The Truth and Lies of Ella Black – the forty day time-scale
This books seems to have caused fierce ‘love it/hate it’ feelings amongst readers. Was the dark side of Ella, who kills a bird within the first few pages, a step too far? Or is it something else? Do readers just find her selfish and unlikeable?
What a great title for the first chapter! ’40 days until she dies’.
Why 40? Why is she going to die?
40 days strikes a familiar chord, since Jesus did it first, most famously, when he was being tested by the devil in the wilderness…. did Ms Barr have this in mind as a parallel when she decided on the time scale? Is Ella being tested, too?
Ella Black has forty days to find answers about her life, and a lot happens to her in that time. She changes a great deal and is forced to act, react and act again. Because we know her time is limited, the tension is massive – we’re going to be counting down with her!
Reading this book as a mother, perhaps, I had a different aspect from readers in Ella’s peer group. I wanted to reach out and help a child who was going through raw pain. I thought Ella evolved in her own way, and I liked it wasn’t a happy-ever-after as I imagine one to be, but it satisfied Ella. I don’t know how someone the same age as Ella might think about this character; I’d love to hear your opinions.
Have you read this book? Did you see any significance in the number forty? Did you consider it as an important time-scale?
The Truth And Lies Of Ella Black is a dark, intriguing story that, with a seventeen-year-old protagonist, is suitable for both young and adult readers. The crossing out of Ella’s name in the title certainly piqued my interest before I had even read the first page.
The story covers a timespan of forty days in Ella’s life. At the start, she is an ordinary teenager enjoying a school holiday. An only child, she attends an all-girls school and enjoys art. This, however, is where ‘normal’ ends. There are two sides to Ella: the good girl tries to behave well, work hard and fit in with her schoolmates, but Bad Ella is always lurking in the background…
Bad Ella demands time and space. Bad Ella is strong, frightening and unpredictable; when she demands to be let out, Ella has to lock herself in her room, lest she escape.
The story takes another turn when Ella’s life brings forth a sudden, dramatic change. Rio de Janeiro is a place Ella has always had on her bucket list, and now she’s there. She’s thrilled, but would have preferred time to plan the trip—especially as she arrives still dressed in her school uniform.
It’s clear her parents have been hiding something from her, and, when she discovers the truth, Bad Ella takes over. Fleeing from her parents, Ella tries to piece together some clues about her parents’ deception, whilst coming to terms with having been lied to. Determined to remain hidden, Ella bravely takes to the streets of Rio.
I really enjoyed the Brazilian setting.
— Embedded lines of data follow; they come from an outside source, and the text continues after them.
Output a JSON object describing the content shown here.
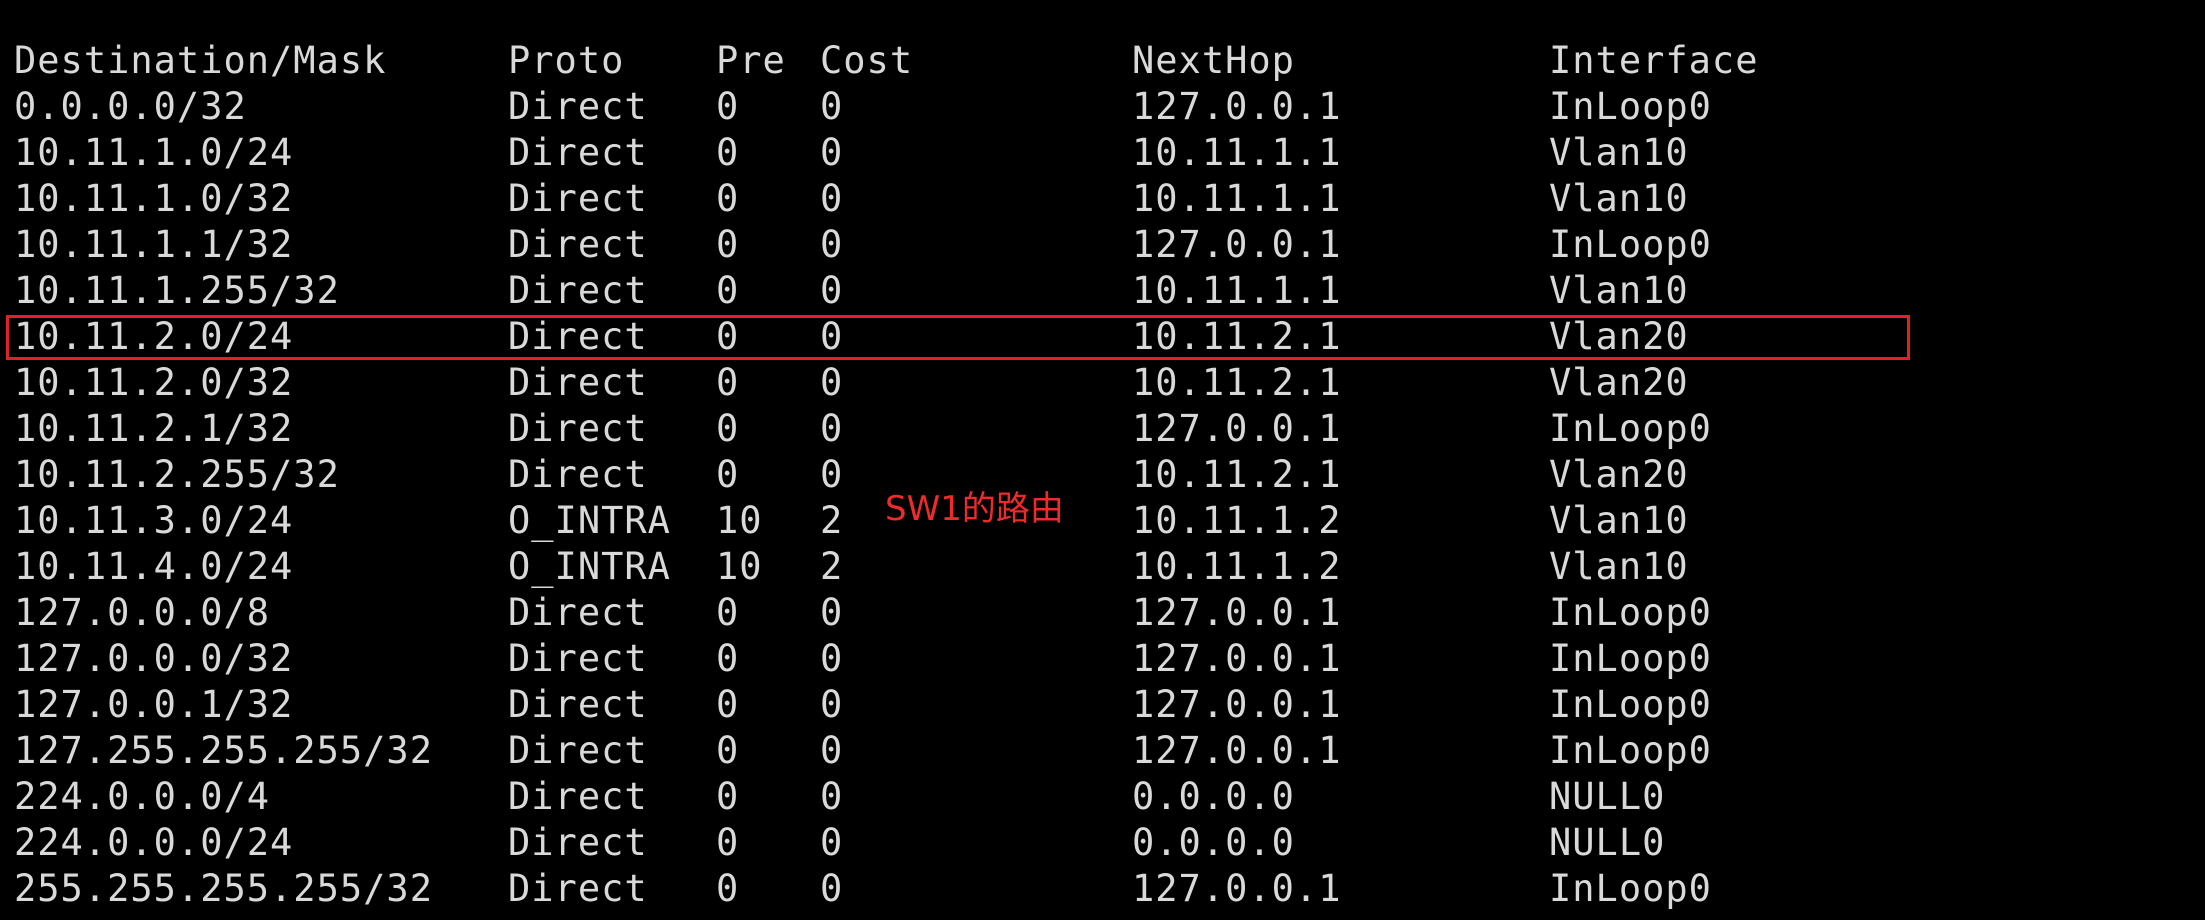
{
  "terminal": {
    "background": "#000000",
    "text_color": "#d9d9d9",
    "header": {
      "destination": "Destination/Mask",
      "proto": "Proto",
      "pre": "Pre",
      "cost": "Cost",
      "nexthop": "NextHop",
      "interface": "Interface"
    },
    "routes": [
      {
        "destination": "0.0.0.0/32",
        "proto": "Direct",
        "pre": "0",
        "cost": "0",
        "nexthop": "127.0.0.1",
        "interface": "InLoop0"
      },
      {
        "destination": "10.11.1.0/24",
        "proto": "Direct",
        "pre": "0",
        "cost": "0",
        "nexthop": "10.11.1.1",
        "interface": "Vlan10"
      },
      {
        "destination": "10.11.1.0/32",
        "proto": "Direct",
        "pre": "0",
        "cost": "0",
        "nexthop": "10.11.1.1",
        "interface": "Vlan10"
      },
      {
        "destination": "10.11.1.1/32",
        "proto": "Direct",
        "pre": "0",
        "cost": "0",
        "nexthop": "127.0.0.1",
        "interface": "InLoop0"
      },
      {
        "destination": "10.11.1.255/32",
        "proto": "Direct",
        "pre": "0",
        "cost": "0",
        "nexthop": "10.11.1.1",
        "interface": "Vlan10"
      },
      {
        "destination": "10.11.2.0/24",
        "proto": "Direct",
        "pre": "0",
        "cost": "0",
        "nexthop": "10.11.2.1",
        "interface": "Vlan20"
      },
      {
        "destination": "10.11.2.0/32",
        "proto": "Direct",
        "pre": "0",
        "cost": "0",
        "nexthop": "10.11.2.1",
        "interface": "Vlan20"
      },
      {
        "destination": "10.11.2.1/32",
        "proto": "Direct",
        "pre": "0",
        "cost": "0",
        "nexthop": "127.0.0.1",
        "interface": "InLoop0"
      },
      {
        "destination": "10.11.2.255/32",
        "proto": "Direct",
        "pre": "0",
        "cost": "0",
        "nexthop": "10.11.2.1",
        "interface": "Vlan20"
      },
      {
        "destination": "10.11.3.0/24",
        "proto": "O_INTRA",
        "pre": "10",
        "cost": "2",
        "nexthop": "10.11.1.2",
        "interface": "Vlan10"
      },
      {
        "destination": "10.11.4.0/24",
        "proto": "O_INTRA",
        "pre": "10",
        "cost": "2",
        "nexthop": "10.11.1.2",
        "interface": "Vlan10"
      },
      {
        "destination": "127.0.0.0/8",
        "proto": "Direct",
        "pre": "0",
        "cost": "0",
        "nexthop": "127.0.0.1",
        "interface": "InLoop0"
      },
      {
        "destination": "127.0.0.0/32",
        "proto": "Direct",
        "pre": "0",
        "cost": "0",
        "nexthop": "127.0.0.1",
        "interface": "InLoop0"
      },
      {
        "destination": "127.0.0.1/32",
        "proto": "Direct",
        "pre": "0",
        "cost": "0",
        "nexthop": "127.0.0.1",
        "interface": "InLoop0"
      },
      {
        "destination": "127.255.255.255/32",
        "proto": "Direct",
        "pre": "0",
        "cost": "0",
        "nexthop": "127.0.0.1",
        "interface": "InLoop0"
      },
      {
        "destination": "224.0.0.0/4",
        "proto": "Direct",
        "pre": "0",
        "cost": "0",
        "nexthop": "0.0.0.0",
        "interface": "NULL0"
      },
      {
        "destination": "224.0.0.0/24",
        "proto": "Direct",
        "pre": "0",
        "cost": "0",
        "nexthop": "0.0.0.0",
        "interface": "NULL0"
      },
      {
        "destination": "255.255.255.255/32",
        "proto": "Direct",
        "pre": "0",
        "cost": "0",
        "nexthop": "127.0.0.1",
        "interface": "InLoop0"
      }
    ]
  },
  "annotation": {
    "text": "SW1的路由",
    "color": "#ee2a2a"
  },
  "highlight": {
    "color": "#e0202a",
    "highlighted_destination": "10.11.2.0/24"
  }
}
Ella’s double threaded story, the unravelling of the truth about her past and her personal evolution, had several unexpected developments which kept the momentum of the story going well. I didn’t guess the ending, which was not what I expected, and I wasn’t disappointed.
I liked Ella; she’s brave, spontaneous and determined, and certainly had me rooting for her, especially when she was on the Rio streets. I could easily picture the neighbourhoods, from the tourist spots to the shanty towns, with possible dangers around every corner. I was particularly impressed by Ms Barr’s depiction of the younger people, who I found delightful; they jumped off the page into my imagination, and I really liked them.
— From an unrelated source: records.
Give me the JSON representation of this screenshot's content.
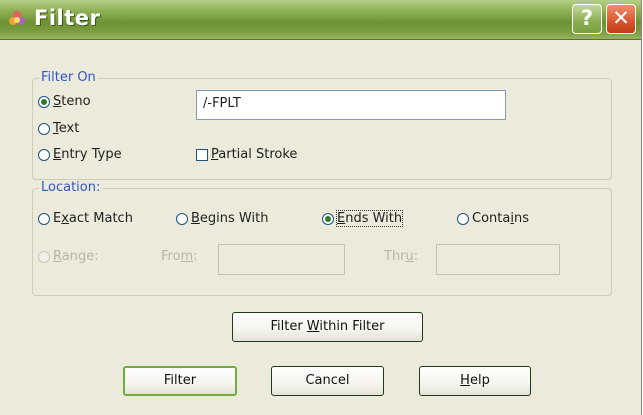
{
  "background": {
    "char_paren": "(",
    "char_e": "e"
  },
  "window": {
    "title": "Filter",
    "help_button": "?",
    "close_button": "✕"
  },
  "filter_on": {
    "legend": "Filter On",
    "options": [
      {
        "label": "Steno",
        "mnemonic": "S",
        "selected": true
      },
      {
        "label": "Text",
        "mnemonic": "T",
        "selected": false
      },
      {
        "label": "Entry Type",
        "mnemonic": "E",
        "selected": false
      }
    ],
    "value": "/-FPLT",
    "partial_stroke_label": "Partial Stroke",
    "partial_stroke_checked": false
  },
  "location": {
    "legend": "Location:",
    "options": [
      {
        "label": "Exact Match",
        "selected": false
      },
      {
        "label": "Begins With",
        "selected": false
      },
      {
        "label": "Ends With",
        "selected": true
      },
      {
        "label": "Contains",
        "selected": false
      }
    ],
    "range_label": "Range:",
    "from_label": "From:",
    "thru_label": "Thru:",
    "from_value": "",
    "thru_value": ""
  },
  "buttons": {
    "filter_within": "Filter Within Filter",
    "filter": "Filter",
    "cancel": "Cancel",
    "help": "Help"
  },
  "colors": {
    "accent_green": "#6c9033",
    "legend_blue": "#2f57c9",
    "close_red": "#d8542d"
  }
}
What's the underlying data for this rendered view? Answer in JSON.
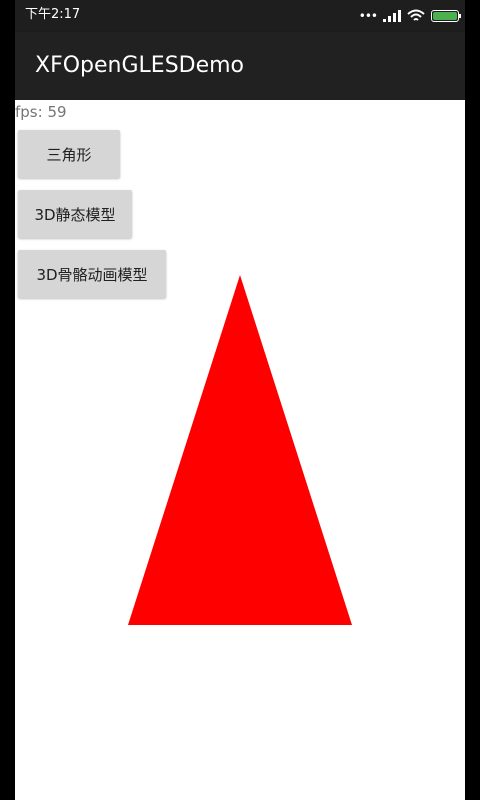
{
  "status_bar": {
    "time": "下午2:17",
    "signal_icon": "signal-bars-icon",
    "wifi_icon": "wifi-icon",
    "battery_icon": "battery-icon",
    "battery_color": "#4caf50"
  },
  "app": {
    "title": "XFOpenGLESDemo"
  },
  "fps_label": "fps: 59",
  "buttons": [
    {
      "label": "三角形"
    },
    {
      "label": "3D静态模型"
    },
    {
      "label": "3D骨骼动画模型"
    }
  ],
  "scene": {
    "shape": "triangle",
    "color": "#ff0000"
  }
}
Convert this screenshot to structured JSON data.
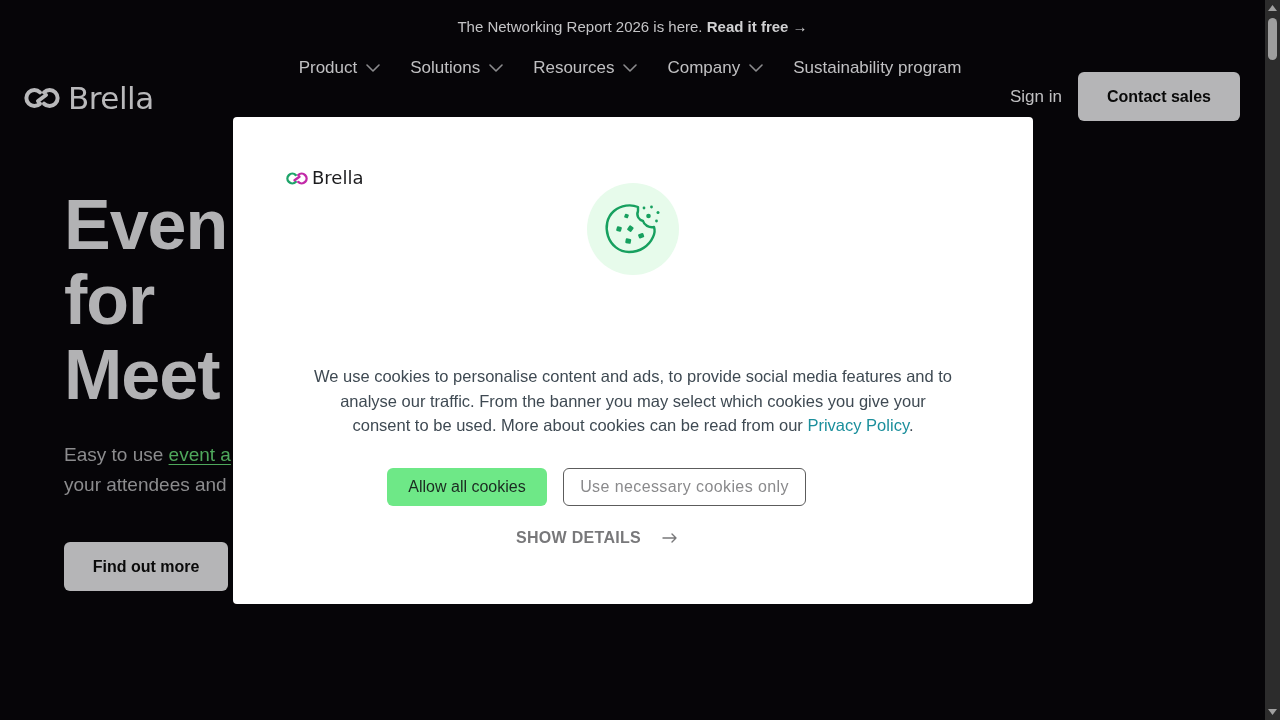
{
  "announcement": {
    "text": "The Networking Report 2026 is here.",
    "link": "Read it free →"
  },
  "header": {
    "logo": {
      "name": "Brella"
    },
    "nav": [
      {
        "label": "Product",
        "kind": "dropdown"
      },
      {
        "label": "Solutions",
        "kind": "dropdown"
      },
      {
        "label": "Resources",
        "kind": "dropdown"
      },
      {
        "label": "Company",
        "kind": "dropdown"
      },
      {
        "label": "Sustainability program",
        "kind": "link"
      }
    ],
    "sign_in": "Sign in",
    "cta": "Contact sales"
  },
  "hero": {
    "heading_lines": [
      "Even",
      "for",
      "Meet"
    ],
    "subtitle": {
      "text_before_link": "Easy to use",
      "link": "event a",
      "text_after_link": "your attendees and"
    },
    "button": "Find out more"
  },
  "cookie_dialog": {
    "logo": {
      "name": "Brella"
    },
    "message": {
      "text_before_link": "We use cookies to personalise content and ads, to provide social media features and to analyse our traffic. From the banner you may select which cookies you give your consent to be used. More about cookies can be read from our",
      "link": "Privacy Policy",
      "text_after_link": "."
    },
    "buttons": [
      {
        "label": "Allow all cookies",
        "kind": "primary"
      },
      {
        "label": "Use necessary cookies only",
        "kind": "secondary"
      }
    ],
    "details_link": "SHOW DETAILS"
  }
}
The forty-day timeline over which this story was told parallels historic stories which also mark time by this length, and match Ella’s own journey to find answers. The first book I read by this author was The One Memory Of Flora Banks; if you enjoyed that, like me, then I think you’ll like this book too.
Ella Black seems to live the life most other seventeen-year-olds would kill for . . .
Until one day, telling her nothing, her parents whisk her off to Rio de Janeiro. Determined to find out why, Ella takes her chance and searches through their things.
And realises her life has been a lie.
Her mother and father aren’t hers at all. Unable to comprehend the truth, Ella runs away, to the one place they’ll never think to look – the favelas.
But there she learns a terrible secret – the truth about her real parents and their past. And the truth about a mother, desperate for a daughter taken from her seventeen years ago . . .
Emily Barr worked as a journalist in London but always hankered after a quiet room and a book to write. She went travelling for a year, which gave her an idea for a novel set in the world of backpackers in Asia. This became BACKPACK, an adult thriller which won the WH Smith New Talent Award, and she has since written eleven more adult novels published in the UK and around the world. THE ONE MEMORY OF FLORA BANKS is her first novel for young adults. She lives in Cornwall with her partner and their children. Visit her website at http://www.emilybarr.com